There could be three types of transcendence, (1) transcending theoretical thought, (2) transcending the modal aspects, and (3) transcending time. As with those terrible vollenhovenizers I tend towards the view that accepts the first two but remain sceptical about the third. However it is not clear to me the exact relationship between these three as understood by Dooyeweerd, and consequently whether his view merits acceptance or not.

Now, while it may not be possible to be critical without some element of mis/over-interpretation, don’t you think the lookout-tower metaphor could be construed in traditional subject-object terms? And might not the actuality of the selfhood in theoretical thought be difficult to maintain, with full justice, if it is thought of as supra-temporal?

As I say, I only tend towards a view, and modesty, or perhaps feeble mindedness, suggests I won’t have arrived at an established view by the end of this current re-read of the New Critique, so criticism and correction gladly welcomed.

Baus said...

you wrote:
"might not the actuality of the selfhood in theoretical thought be difficult to maintain, with full justice, if it is thought of as supra-temporal?"

I'm not sure why that would be the case. What is it about supratemporality that would render the self less- or un- actual (whether in theoretical thought or otherwise)?

you wrote:
"don’t you think the lookout-tower metaphor could be construed in traditional subject-object terms?"

That's the problem. D doesn't mean it in those terms. If construed in that way, then one misses his point. One way of seeing this is that traditionally, subjet is supposed to be overagainst object, and D holds that this is impossible. And the required standpoint 'above' modal diversity is not thought by D to be overagainst this diversity either.

Here, the other metaphor of the prism comes in. "White" light does not exist in opposition to the refracted spectrum of colors, but is its full unity.

Each metaphor is used to describe a different idea, but they contribute to the overall view.

Anyway, are you really wondering about D's view of the relation between the three kinds of transcendence, or are you just not seeing the cogency of the proposed third one (ie. time)?

To be honest, I'm worried that my not seeing the cogency of the critiques of D's view is due to my own feeble mindedness... so, I'd be happy to continue our mutual 'feebling' around for the answer/s.

By the way, have you seen Henk Geertsema's 1998 article Science and Person: beyond the Cartesian paradigm?
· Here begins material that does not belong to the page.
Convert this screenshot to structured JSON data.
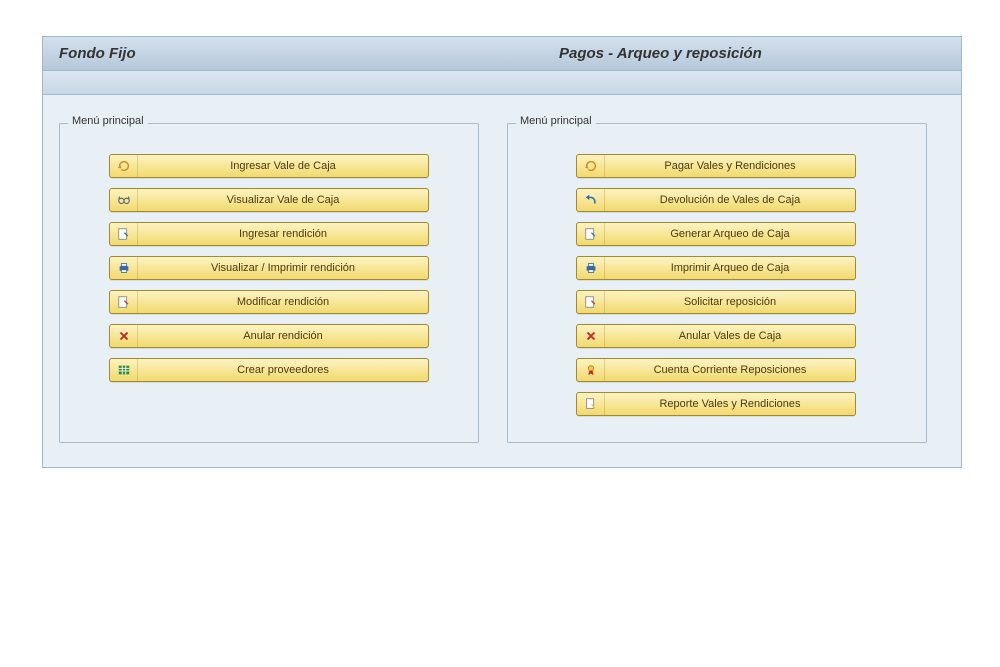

The reference for the article is this-- Studies in Science and Theology: Yearbook of the European Society for the Study of Science and Theology, volume 7, (year 1999-2000) pages 47-64.
editors: Niels Henrik Gregersen, Willem B Drees, and Ulf Gorman

It may help... or not.